The Great Ocean Road region is a gem that rivals the other stunning Australian landscape such Great Barrier Reef and Uluru, and is  much easier to access. Stretching 243 kilometres from Torquay to Warrnambool, the road provides access to breathtaking coastal headlands and untouched national parks and is often regarded as one of the world's greatest drives.

The iconic 12 Apostles, immense limestone stacks that rise from the sea near Port Campbell, offer unrivalled views at sunrise and sunset. Do not miss the once in a life time opportunity to take a helicopter ride over the rock formations to witness a completely different perspective of this wonder of nature.

Surfers must take time to stop in to Australia’s largest Surf Museum ‘SurfWorld’ found in the Torquay, and excellent surf breaks exist in the town and nearby at Jan Juc and Bells Beach.

With its picture postcard scenery Lorne is another must-see on your drive – be sure to relax with a coffee from one of the sidewalk cafés or a heartier meal seafood from one of the local restaurants.

A little further down the coast and you will enter the fishing village of Apollo Bay where you can buy fresh fish from the Co-op on the pier.
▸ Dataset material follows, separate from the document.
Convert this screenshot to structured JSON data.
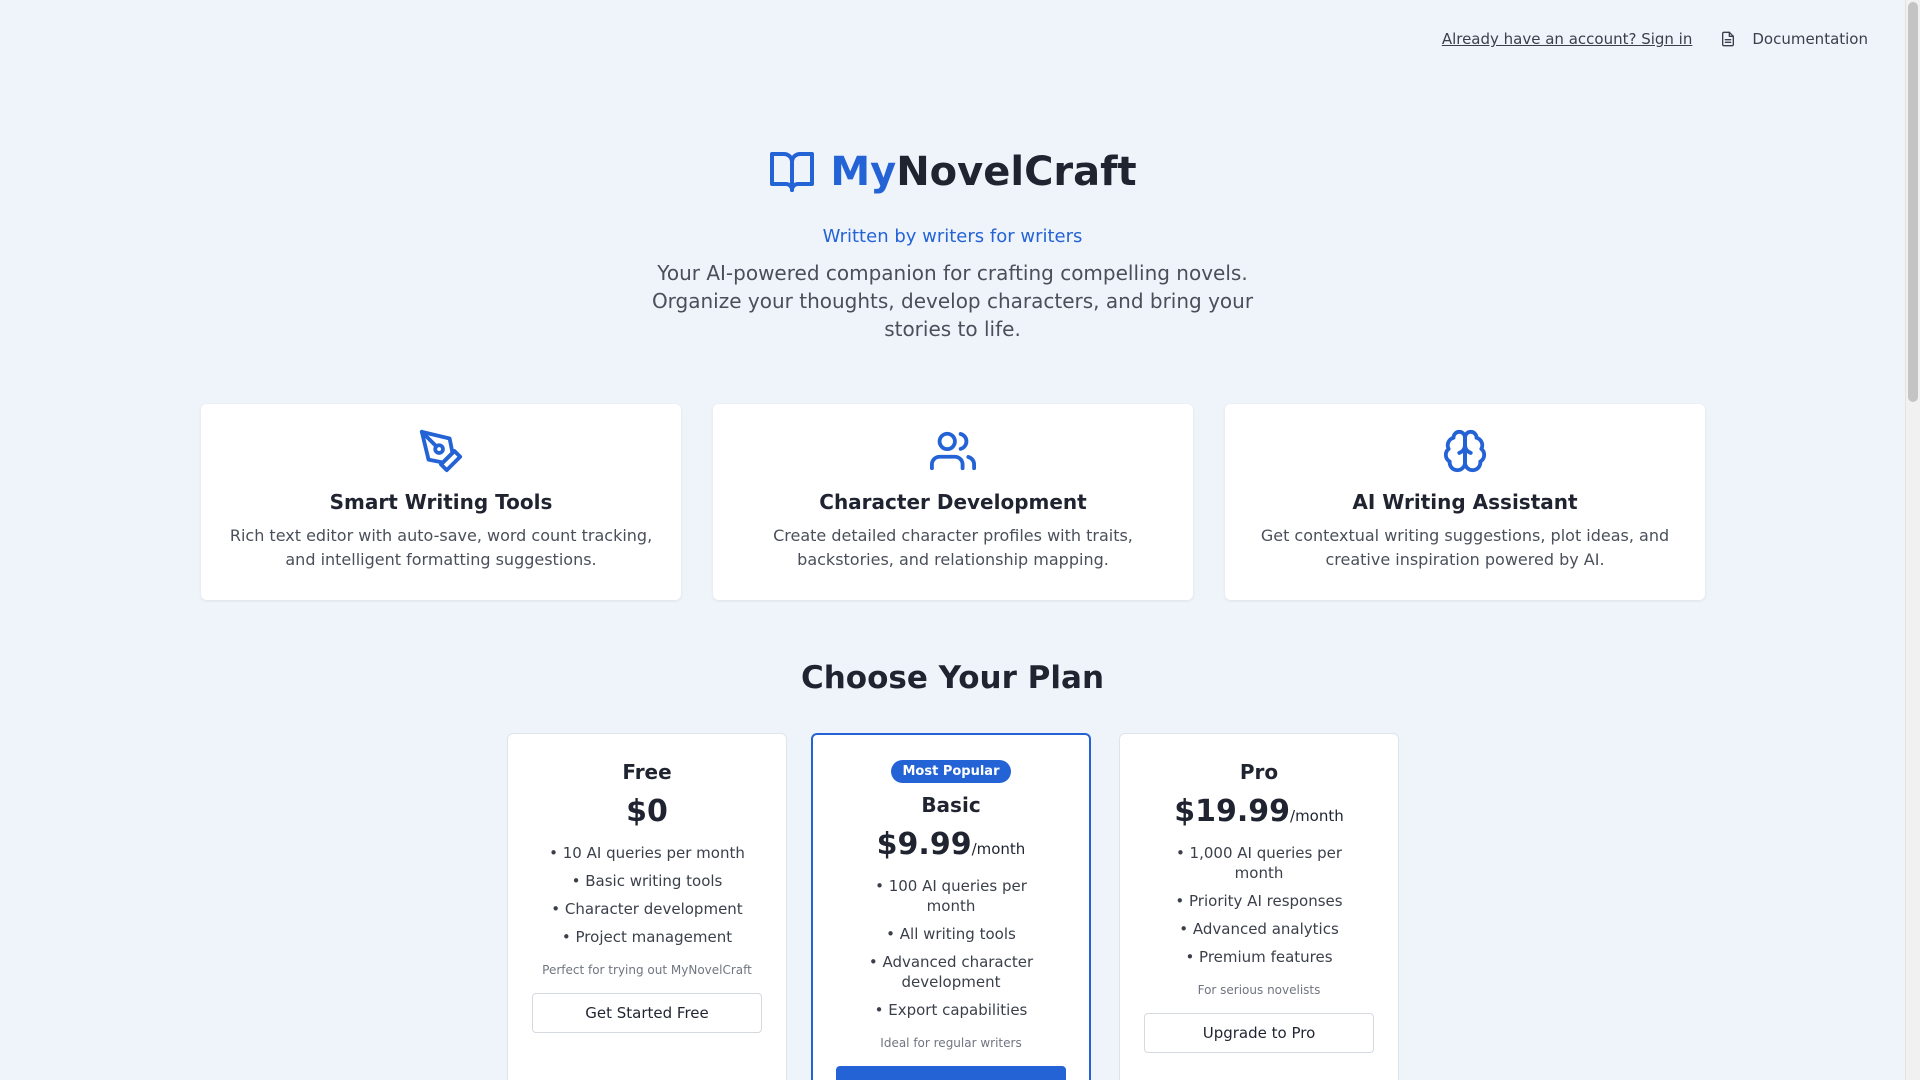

Apollo Bay is positioned at the southern tip of the ruggedly beautiful Great Otway National Park. This park comprises 13,000 hectares of wilderness including the  historic Cape Otway Light Station and the more contemporary Otway Fly Tree Top Walk.

Next on your Great Ocean Road journey is the Shipwreck Coast where more than 160 wrecks lie – a legacy of the treacherous waters. Be sure to explore the rich maritime history that is recounted in the Flagstaff Hill Maritime Museum at Warrnambool. A thrilling finale to a museum visit is the sound and light show “Shipwrecked” which tells the story of the wreck of the clipper Loch Ard.

Warrnambool is also known as Victoria’s Southern Right Whale nursery and you can witness the whales from a land platform between May and October each year.

Port Fairy, one of Victoria’s busiest fishing ports offers marine adventures, fantastic food, antiques and art. Enjoy a stroll along one of the heritage walks to discover wide streets lined by charming nineteenth century cottages.

Hiking

The Great Ocean Walk, which stretches from Apollo Bay through to Glenample Homestead, is an amazing way to see 104km of remarkable sights – most of which you would miss from your car. This walk has a step on and step off approach making it ideal for anyone whether you are interested in a part day, full day or six day hike. This walk can be enjoyed independently or as part of a guided tour.

History

The road itself was built between 1919 & 1926 by soldiers who had just returned from the First World War, and is considered the world's largest & longest war memorial. A visit here will certainly create plenty of memories for you.

Tours

There are plenty of tour companies offering day tours of the road out of Melbourne. These generally depart at 7.30-8am and return 7-8pm. It's a long day, but if you have limited time it is your best option. You can book these through your hotel or at the Visitor centre at Federation Square.

Another great way to see the Great Ocean Road is to take a trip seated on the back of a Harley Davidson Motorcycle. Yes, its different and no its not anything like you would expect. There are several Harley Ride Operators in Melbourne.

Driving

Self driving down the Great Ocean Road is an option best tackled over at least 2 days. The distance and times needed are always underestimated by visitors. There are also plenty of traffic accidents involving tourists falling asleep at the wheel half way back to Melbourne.

Official Websites 

For more information about the Great Ocean Road & tour options, please visit the official websites: